Exercise goal:
Within the data below, how many lines contain "zoom"? Reply with the number only.

........

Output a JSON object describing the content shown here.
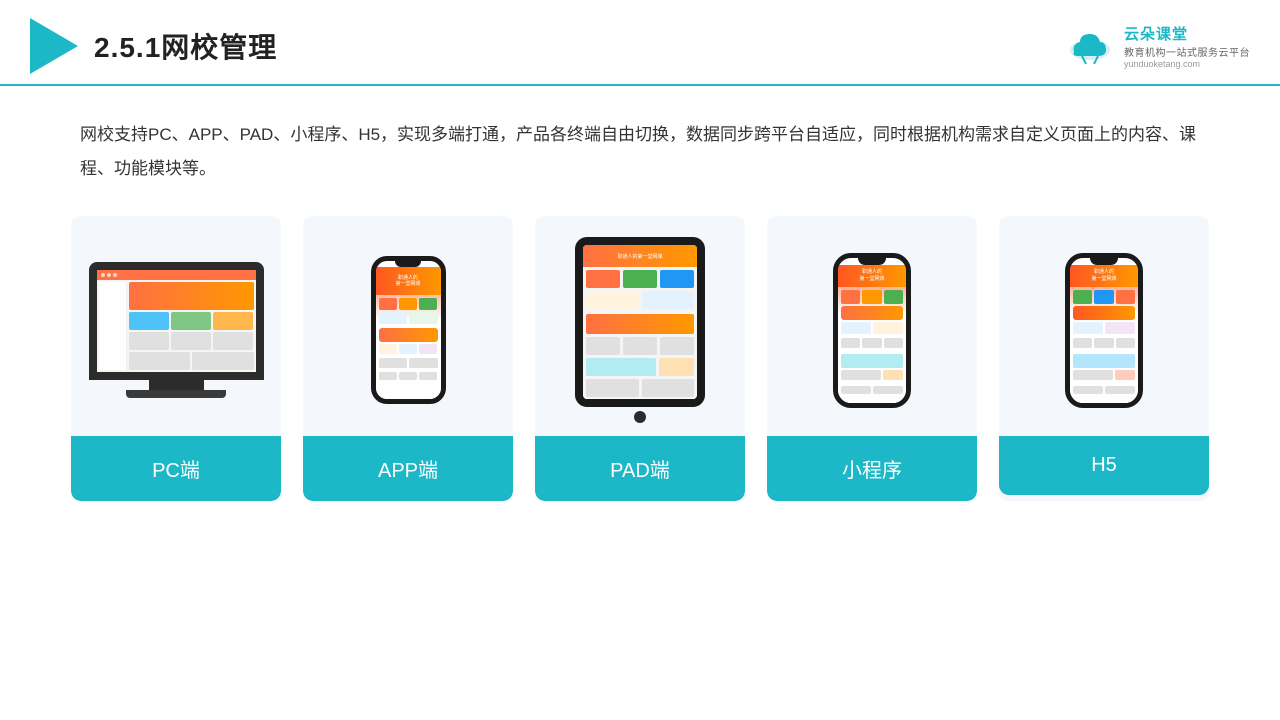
{
  "header": {
    "section_num": "2.5.1",
    "title": "网校管理",
    "logo_main": "云朵课堂",
    "logo_url": "yunduoketang.com",
    "logo_sub": "教育机构一站\n式服务云平台"
  },
  "description": {
    "text": "网校支持PC、APP、PAD、小程序、H5，实现多端打通，产品各终端自由切换，数据同步跨平台自适应，同时根据机构需求自定义页面上的内容、课程、功能模块等。"
  },
  "cards": [
    {
      "id": "pc",
      "label": "PC端"
    },
    {
      "id": "app",
      "label": "APP端"
    },
    {
      "id": "pad",
      "label": "PAD端"
    },
    {
      "id": "miniprogram",
      "label": "小程序"
    },
    {
      "id": "h5",
      "label": "H5"
    }
  ]
}
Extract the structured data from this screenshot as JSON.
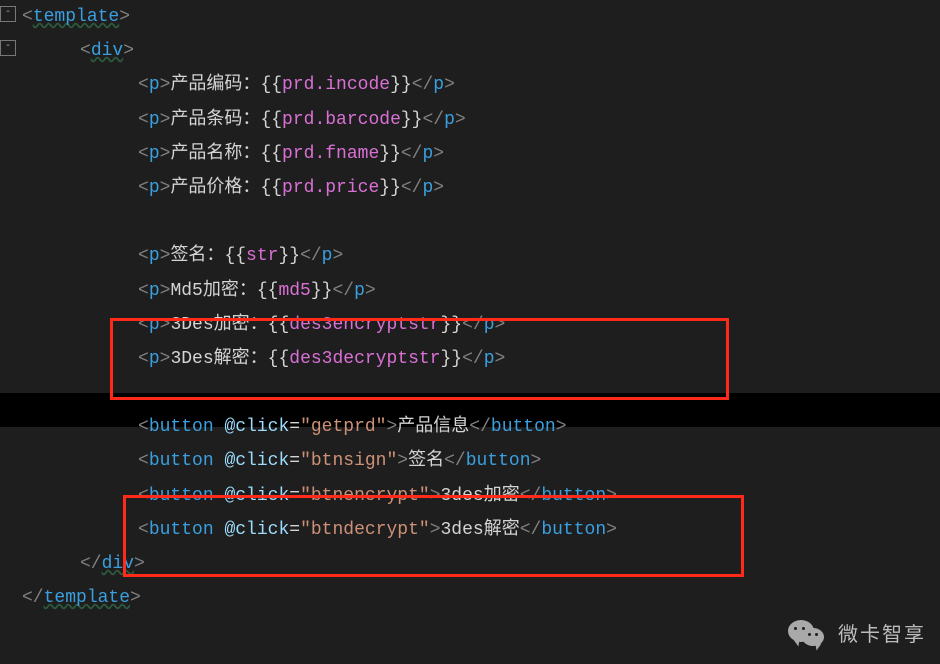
{
  "tags": {
    "template": "template",
    "div": "div",
    "p": "p",
    "button": "button"
  },
  "attr": {
    "click": "@click"
  },
  "labels": {
    "prd_code": "产品编码：",
    "prd_barcode": "产品条码：",
    "prd_name": "产品名称：",
    "prd_price": "产品价格：",
    "sign": "签名：",
    "md5": "Md5加密：",
    "des3enc": "3Des加密：",
    "des3dec": "3Des解密："
  },
  "expr": {
    "open": "{{",
    "close": "}}",
    "prd_incode": "prd.incode",
    "prd_barcode": "prd.barcode",
    "prd_fname": "prd.fname",
    "prd_price": "prd.price",
    "str": "str",
    "md5": "md5",
    "des3encryptstr": "des3encryptstr",
    "des3decryptstr": "des3decryptstr"
  },
  "buttons": {
    "getprd_method": "\"getprd\"",
    "getprd_label": "产品信息",
    "btnsign_method": "\"btnsign\"",
    "btnsign_label": "签名",
    "btnencrypt_method": "\"btnencrypt\"",
    "btnencrypt_label": "3des加密",
    "btndecrypt_method": "\"btndecrypt\"",
    "btndecrypt_label": "3des解密"
  },
  "watermark": "微卡智享"
}
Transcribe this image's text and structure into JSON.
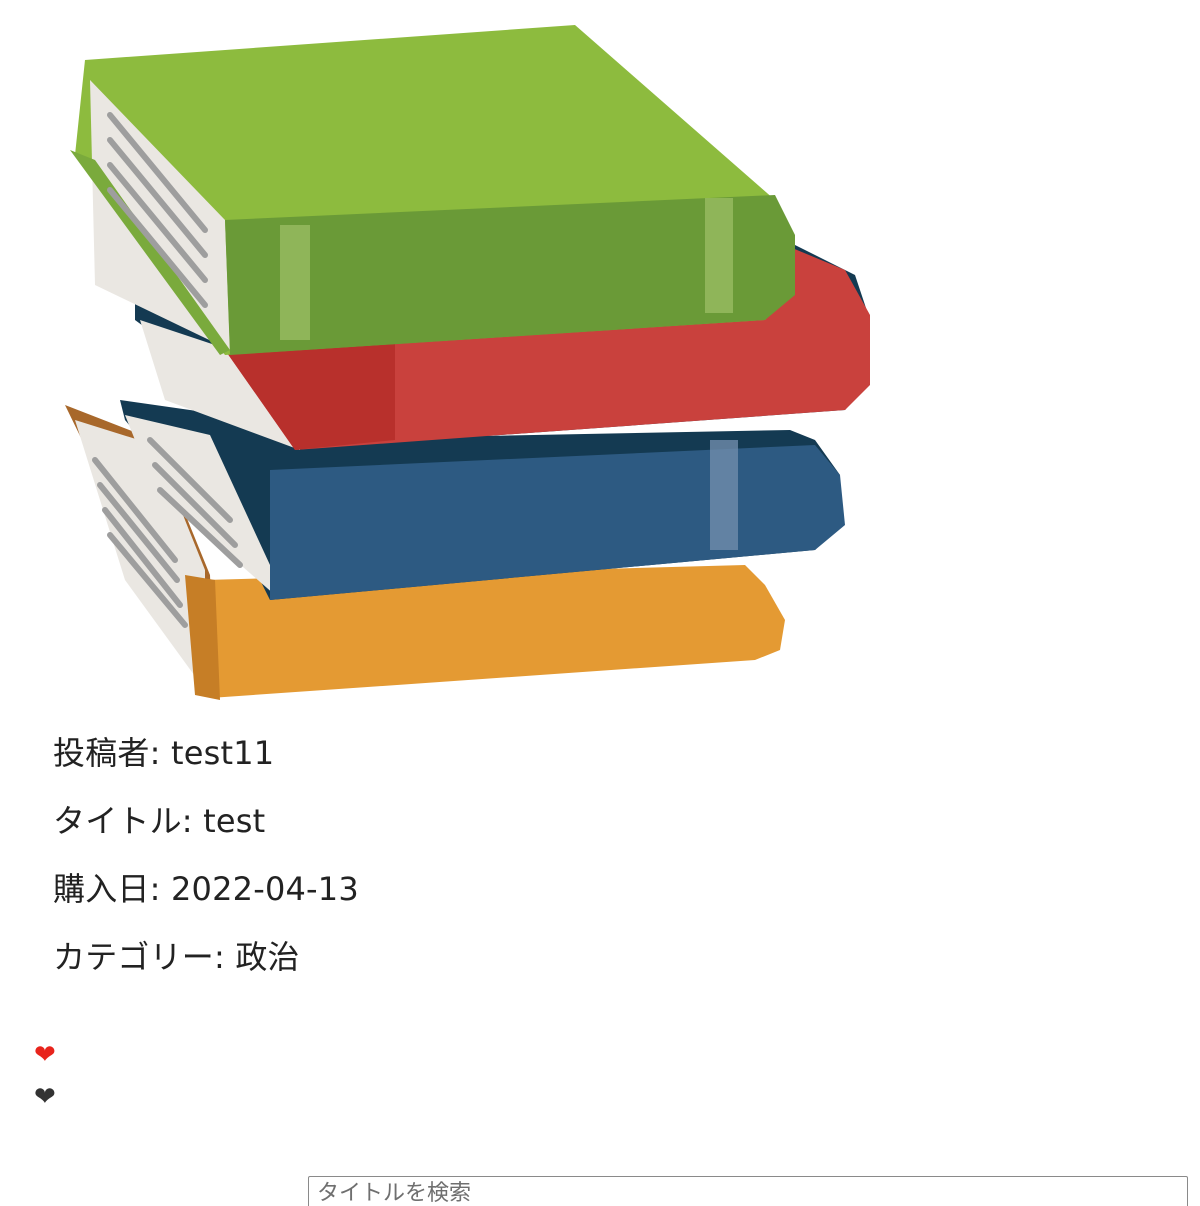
{
  "post": {
    "poster_label": "投稿者: test11",
    "title_label": "タイトル: test",
    "purchase_date_label": "購入日: 2022-04-13",
    "category_label": "カテゴリー: 政治"
  },
  "likes": {
    "liked_icon": "heart-icon",
    "liked_color": "#e8241c",
    "unliked_icon": "heart-icon",
    "unliked_color": "#333333"
  },
  "search": {
    "placeholder": "タイトルを検索",
    "value": ""
  },
  "image": {
    "icon": "books-stack-icon",
    "colors": {
      "green": "#7aaa3c",
      "red": "#c9413d",
      "blue": "#2d5a82",
      "yellow": "#e49a33"
    }
  }
}
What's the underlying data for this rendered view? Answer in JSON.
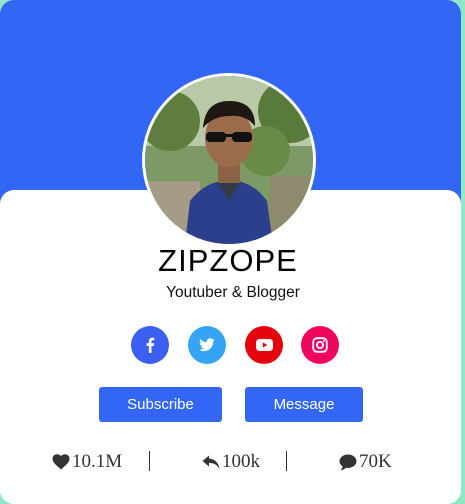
{
  "profile": {
    "name": "ZIPZOPE",
    "role": "Youtuber & Blogger"
  },
  "socials": [
    {
      "icon": "facebook-icon",
      "color": "#3b5ff1"
    },
    {
      "icon": "twitter-icon",
      "color": "#35a4f5"
    },
    {
      "icon": "youtube-icon",
      "color": "#e5040e"
    },
    {
      "icon": "instagram-icon",
      "color": "#f2055f"
    }
  ],
  "actions": {
    "subscribe_label": "Subscribe",
    "message_label": "Message"
  },
  "stats": {
    "likes": "10.1M",
    "shares": "100k",
    "comments": "70K"
  },
  "colors": {
    "accent": "#3366f5",
    "page_background": "#8ee9c4"
  }
}
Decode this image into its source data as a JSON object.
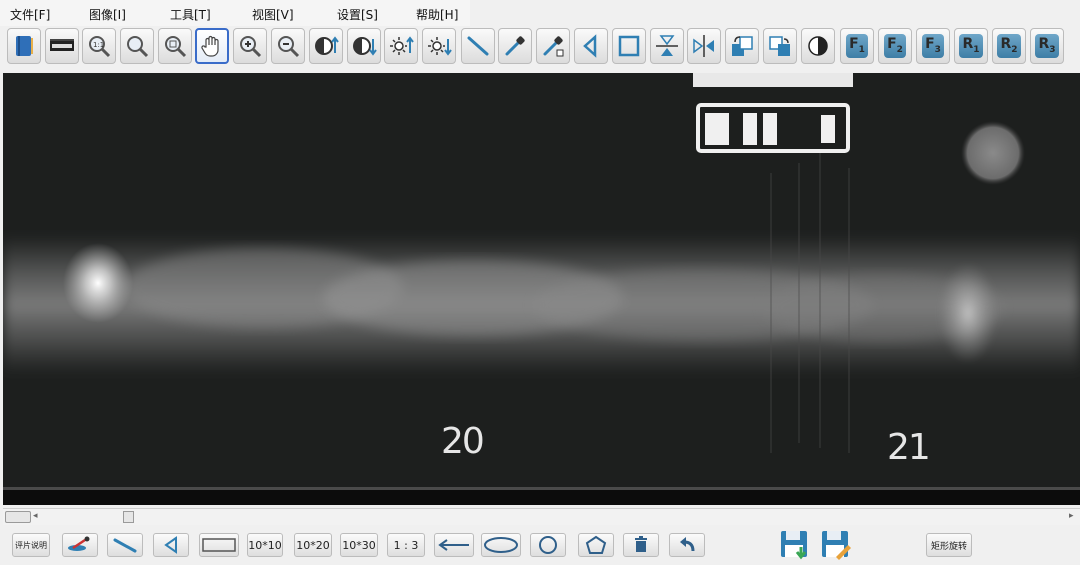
{
  "menu": {
    "items": [
      "文件[F]",
      "图像[I]",
      "工具[T]",
      "视图[V]",
      "设置[S]",
      "帮助[H]"
    ]
  },
  "toolbar": {
    "buttons": [
      {
        "icon": "book-icon"
      },
      {
        "icon": "film-strip-icon"
      },
      {
        "icon": "zoom-fit-icon"
      },
      {
        "icon": "zoom-icon"
      },
      {
        "icon": "zoom-reset-icon"
      },
      {
        "icon": "hand-pan-icon",
        "active": true
      },
      {
        "icon": "zoom-in-icon"
      },
      {
        "icon": "zoom-out-icon"
      },
      {
        "icon": "contrast-up-icon"
      },
      {
        "icon": "contrast-down-icon"
      },
      {
        "icon": "brightness-up-icon"
      },
      {
        "icon": "brightness-down-icon"
      },
      {
        "icon": "line-tool-icon"
      },
      {
        "icon": "eyedropper-icon"
      },
      {
        "icon": "eyedropper-edit-icon"
      },
      {
        "icon": "triangle-left-icon"
      },
      {
        "icon": "rectangle-icon"
      },
      {
        "icon": "flip-vertical-icon"
      },
      {
        "icon": "flip-horizontal-icon"
      },
      {
        "icon": "rotate-left-icon"
      },
      {
        "icon": "rotate-right-icon"
      },
      {
        "icon": "invert-icon"
      },
      {
        "icon": "f1-icon",
        "label": "F",
        "sub": "1"
      },
      {
        "icon": "f2-icon",
        "label": "F",
        "sub": "2"
      },
      {
        "icon": "f3-icon",
        "label": "F",
        "sub": "3"
      },
      {
        "icon": "r1-icon",
        "label": "R",
        "sub": "1"
      },
      {
        "icon": "r2-icon",
        "label": "R",
        "sub": "2"
      },
      {
        "icon": "r3-icon",
        "label": "R",
        "sub": "3"
      }
    ]
  },
  "viewer": {
    "markers": [
      "20",
      "21"
    ]
  },
  "bottom": {
    "review_label": "评片说明",
    "grid_10x10": "10*10",
    "grid_10x20": "10*20",
    "grid_10x30": "10*30",
    "ratio": "1 : 3",
    "rect_rotate_label": "矩形旋转"
  },
  "colors": {
    "accent": "#3a6cc9",
    "icon_blue": "#2f7fb3",
    "save_green": "#3aa655",
    "film_background": "#1d1f1e"
  }
}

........

Written response:
5